PROMPT: Please find the lines in the entries below that contain the word "Chip", and copy each one.

DATA RECORDS:
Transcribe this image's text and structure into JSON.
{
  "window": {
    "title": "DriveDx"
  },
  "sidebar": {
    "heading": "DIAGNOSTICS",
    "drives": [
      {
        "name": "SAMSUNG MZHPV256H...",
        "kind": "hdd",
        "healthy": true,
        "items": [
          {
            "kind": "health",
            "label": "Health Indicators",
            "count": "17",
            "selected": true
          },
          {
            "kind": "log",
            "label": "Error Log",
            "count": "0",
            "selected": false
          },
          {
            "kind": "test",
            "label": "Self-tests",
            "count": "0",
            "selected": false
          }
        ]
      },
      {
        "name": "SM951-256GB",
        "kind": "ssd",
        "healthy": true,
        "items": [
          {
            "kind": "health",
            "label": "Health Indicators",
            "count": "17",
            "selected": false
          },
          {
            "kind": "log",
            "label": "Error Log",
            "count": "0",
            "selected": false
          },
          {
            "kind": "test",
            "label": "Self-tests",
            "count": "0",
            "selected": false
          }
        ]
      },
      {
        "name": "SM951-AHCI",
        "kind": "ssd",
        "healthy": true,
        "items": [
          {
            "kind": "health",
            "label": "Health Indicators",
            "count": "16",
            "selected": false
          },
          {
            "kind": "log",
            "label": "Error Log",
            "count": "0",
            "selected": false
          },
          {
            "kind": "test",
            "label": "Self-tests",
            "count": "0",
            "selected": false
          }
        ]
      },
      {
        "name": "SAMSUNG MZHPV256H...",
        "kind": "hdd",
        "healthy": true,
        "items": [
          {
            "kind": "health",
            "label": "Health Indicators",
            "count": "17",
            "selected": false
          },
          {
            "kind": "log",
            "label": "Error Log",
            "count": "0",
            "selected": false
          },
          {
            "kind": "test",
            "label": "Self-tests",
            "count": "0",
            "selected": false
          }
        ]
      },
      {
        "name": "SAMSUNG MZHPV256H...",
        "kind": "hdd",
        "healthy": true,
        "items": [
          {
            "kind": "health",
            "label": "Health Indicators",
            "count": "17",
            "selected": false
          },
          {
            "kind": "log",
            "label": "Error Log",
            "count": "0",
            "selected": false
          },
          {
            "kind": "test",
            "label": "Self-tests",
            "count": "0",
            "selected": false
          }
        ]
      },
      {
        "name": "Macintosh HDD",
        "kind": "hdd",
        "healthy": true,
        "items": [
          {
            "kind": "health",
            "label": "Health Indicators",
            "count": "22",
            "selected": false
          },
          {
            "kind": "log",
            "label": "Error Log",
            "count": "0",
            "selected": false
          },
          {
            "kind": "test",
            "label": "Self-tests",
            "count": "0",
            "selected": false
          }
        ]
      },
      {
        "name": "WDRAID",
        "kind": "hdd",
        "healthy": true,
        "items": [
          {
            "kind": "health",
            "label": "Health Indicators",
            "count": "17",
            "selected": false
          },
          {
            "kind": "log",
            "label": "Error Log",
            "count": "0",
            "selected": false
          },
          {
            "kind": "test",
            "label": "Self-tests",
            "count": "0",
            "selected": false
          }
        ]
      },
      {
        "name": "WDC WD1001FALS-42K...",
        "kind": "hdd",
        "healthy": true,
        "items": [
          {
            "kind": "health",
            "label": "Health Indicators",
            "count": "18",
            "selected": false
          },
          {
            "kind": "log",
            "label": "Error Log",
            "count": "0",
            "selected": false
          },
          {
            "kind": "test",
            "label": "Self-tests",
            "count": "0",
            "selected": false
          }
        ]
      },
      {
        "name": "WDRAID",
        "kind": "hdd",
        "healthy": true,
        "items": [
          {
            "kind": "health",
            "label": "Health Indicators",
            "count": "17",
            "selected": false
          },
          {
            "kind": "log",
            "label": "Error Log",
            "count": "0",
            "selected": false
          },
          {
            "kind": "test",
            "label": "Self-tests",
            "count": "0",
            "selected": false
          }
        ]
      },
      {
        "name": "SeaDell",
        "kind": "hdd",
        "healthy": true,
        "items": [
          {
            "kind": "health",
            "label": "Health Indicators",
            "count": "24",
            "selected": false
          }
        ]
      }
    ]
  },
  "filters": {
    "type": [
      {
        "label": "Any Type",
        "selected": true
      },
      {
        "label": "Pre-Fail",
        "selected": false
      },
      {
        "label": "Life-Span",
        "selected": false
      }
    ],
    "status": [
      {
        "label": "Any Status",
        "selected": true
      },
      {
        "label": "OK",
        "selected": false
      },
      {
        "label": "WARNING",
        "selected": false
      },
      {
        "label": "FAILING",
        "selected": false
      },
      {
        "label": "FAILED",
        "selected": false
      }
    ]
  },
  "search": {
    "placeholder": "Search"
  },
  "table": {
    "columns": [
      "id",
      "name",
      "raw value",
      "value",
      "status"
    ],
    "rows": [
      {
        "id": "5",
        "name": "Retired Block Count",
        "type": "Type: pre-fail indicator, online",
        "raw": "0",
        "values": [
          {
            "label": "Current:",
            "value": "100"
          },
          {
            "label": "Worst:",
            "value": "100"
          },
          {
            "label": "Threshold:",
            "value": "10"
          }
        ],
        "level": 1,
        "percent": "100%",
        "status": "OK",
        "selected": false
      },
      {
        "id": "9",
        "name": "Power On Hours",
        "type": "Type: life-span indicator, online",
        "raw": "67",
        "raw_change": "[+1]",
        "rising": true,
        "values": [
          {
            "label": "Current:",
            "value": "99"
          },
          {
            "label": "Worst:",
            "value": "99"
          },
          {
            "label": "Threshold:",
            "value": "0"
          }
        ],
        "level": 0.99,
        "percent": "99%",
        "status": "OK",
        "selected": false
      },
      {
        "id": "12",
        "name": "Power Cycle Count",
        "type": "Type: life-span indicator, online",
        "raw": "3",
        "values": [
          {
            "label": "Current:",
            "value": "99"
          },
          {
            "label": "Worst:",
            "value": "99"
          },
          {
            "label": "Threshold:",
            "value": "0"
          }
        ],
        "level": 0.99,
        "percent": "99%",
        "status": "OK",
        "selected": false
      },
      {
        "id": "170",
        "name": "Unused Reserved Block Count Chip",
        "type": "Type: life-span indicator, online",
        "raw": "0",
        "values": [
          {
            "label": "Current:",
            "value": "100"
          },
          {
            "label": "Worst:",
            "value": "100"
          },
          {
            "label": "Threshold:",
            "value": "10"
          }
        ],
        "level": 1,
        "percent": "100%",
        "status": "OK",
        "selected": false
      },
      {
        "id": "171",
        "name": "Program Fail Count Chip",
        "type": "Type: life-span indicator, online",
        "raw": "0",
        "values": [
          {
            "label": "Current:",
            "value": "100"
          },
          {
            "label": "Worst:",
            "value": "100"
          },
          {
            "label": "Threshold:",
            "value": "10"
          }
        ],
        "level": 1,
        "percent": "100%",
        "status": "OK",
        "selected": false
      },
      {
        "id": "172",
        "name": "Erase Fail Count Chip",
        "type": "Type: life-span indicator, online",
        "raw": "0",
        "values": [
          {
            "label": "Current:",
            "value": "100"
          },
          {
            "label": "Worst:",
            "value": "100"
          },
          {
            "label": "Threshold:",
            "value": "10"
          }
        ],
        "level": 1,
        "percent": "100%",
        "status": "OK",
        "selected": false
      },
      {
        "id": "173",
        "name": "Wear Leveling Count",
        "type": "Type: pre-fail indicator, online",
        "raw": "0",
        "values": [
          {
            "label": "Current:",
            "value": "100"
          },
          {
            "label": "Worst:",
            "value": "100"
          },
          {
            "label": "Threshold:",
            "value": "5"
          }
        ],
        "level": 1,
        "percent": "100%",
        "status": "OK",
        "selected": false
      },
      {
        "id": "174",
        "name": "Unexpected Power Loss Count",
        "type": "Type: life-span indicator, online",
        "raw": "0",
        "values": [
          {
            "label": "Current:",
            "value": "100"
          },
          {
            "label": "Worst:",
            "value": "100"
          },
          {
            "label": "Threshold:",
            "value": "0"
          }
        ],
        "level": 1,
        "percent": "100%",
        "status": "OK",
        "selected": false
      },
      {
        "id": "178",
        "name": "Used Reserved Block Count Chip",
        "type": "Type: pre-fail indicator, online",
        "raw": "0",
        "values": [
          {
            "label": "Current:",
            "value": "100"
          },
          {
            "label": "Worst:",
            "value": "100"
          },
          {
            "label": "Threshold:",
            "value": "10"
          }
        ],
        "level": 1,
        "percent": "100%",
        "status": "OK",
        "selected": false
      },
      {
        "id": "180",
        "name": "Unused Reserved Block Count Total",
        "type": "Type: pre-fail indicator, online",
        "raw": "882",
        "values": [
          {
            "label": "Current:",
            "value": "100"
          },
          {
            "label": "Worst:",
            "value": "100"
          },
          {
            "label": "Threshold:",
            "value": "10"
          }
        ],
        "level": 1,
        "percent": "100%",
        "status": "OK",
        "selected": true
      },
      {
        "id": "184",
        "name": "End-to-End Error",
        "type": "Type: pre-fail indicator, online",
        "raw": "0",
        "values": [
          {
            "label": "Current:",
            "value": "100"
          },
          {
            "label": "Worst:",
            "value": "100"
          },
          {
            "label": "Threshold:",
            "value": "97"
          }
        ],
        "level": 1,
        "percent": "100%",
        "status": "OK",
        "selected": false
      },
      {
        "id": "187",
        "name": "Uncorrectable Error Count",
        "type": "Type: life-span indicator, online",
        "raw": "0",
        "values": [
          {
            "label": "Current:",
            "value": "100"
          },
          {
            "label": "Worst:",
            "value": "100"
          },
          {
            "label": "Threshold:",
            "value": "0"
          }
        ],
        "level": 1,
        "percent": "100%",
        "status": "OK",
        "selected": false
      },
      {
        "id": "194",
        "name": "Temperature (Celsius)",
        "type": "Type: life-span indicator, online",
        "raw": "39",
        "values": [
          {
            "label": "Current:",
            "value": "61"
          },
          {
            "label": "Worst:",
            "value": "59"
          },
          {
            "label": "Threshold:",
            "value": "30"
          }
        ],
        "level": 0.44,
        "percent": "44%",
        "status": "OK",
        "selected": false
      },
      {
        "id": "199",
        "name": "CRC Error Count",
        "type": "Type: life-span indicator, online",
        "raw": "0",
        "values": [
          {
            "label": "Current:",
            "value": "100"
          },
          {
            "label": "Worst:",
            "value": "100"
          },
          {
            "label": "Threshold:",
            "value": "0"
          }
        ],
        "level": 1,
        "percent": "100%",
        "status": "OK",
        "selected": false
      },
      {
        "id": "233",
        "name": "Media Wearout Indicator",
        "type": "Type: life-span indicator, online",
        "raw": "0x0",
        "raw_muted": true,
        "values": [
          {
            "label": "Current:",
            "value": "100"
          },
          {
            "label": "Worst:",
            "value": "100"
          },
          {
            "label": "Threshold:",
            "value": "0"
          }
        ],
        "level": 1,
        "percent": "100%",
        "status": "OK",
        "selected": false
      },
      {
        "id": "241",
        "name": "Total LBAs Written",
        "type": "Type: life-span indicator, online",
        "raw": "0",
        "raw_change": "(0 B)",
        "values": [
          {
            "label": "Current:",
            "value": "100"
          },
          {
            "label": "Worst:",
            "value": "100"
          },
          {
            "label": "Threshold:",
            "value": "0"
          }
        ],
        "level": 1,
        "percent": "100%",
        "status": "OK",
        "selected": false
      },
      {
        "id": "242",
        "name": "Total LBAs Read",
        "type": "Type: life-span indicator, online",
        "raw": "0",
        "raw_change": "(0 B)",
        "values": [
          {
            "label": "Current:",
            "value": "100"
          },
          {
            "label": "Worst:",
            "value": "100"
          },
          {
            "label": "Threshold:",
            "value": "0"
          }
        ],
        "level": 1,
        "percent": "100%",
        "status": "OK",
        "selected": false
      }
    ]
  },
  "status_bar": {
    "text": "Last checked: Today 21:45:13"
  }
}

EXPECTED ANSWER:
        "name": "Unused Reserved Block Count Chip",
        "name": "Program Fail Count Chip",
        "name": "Erase Fail Count Chip",
        "name": "Used Reserved Block Count Chip",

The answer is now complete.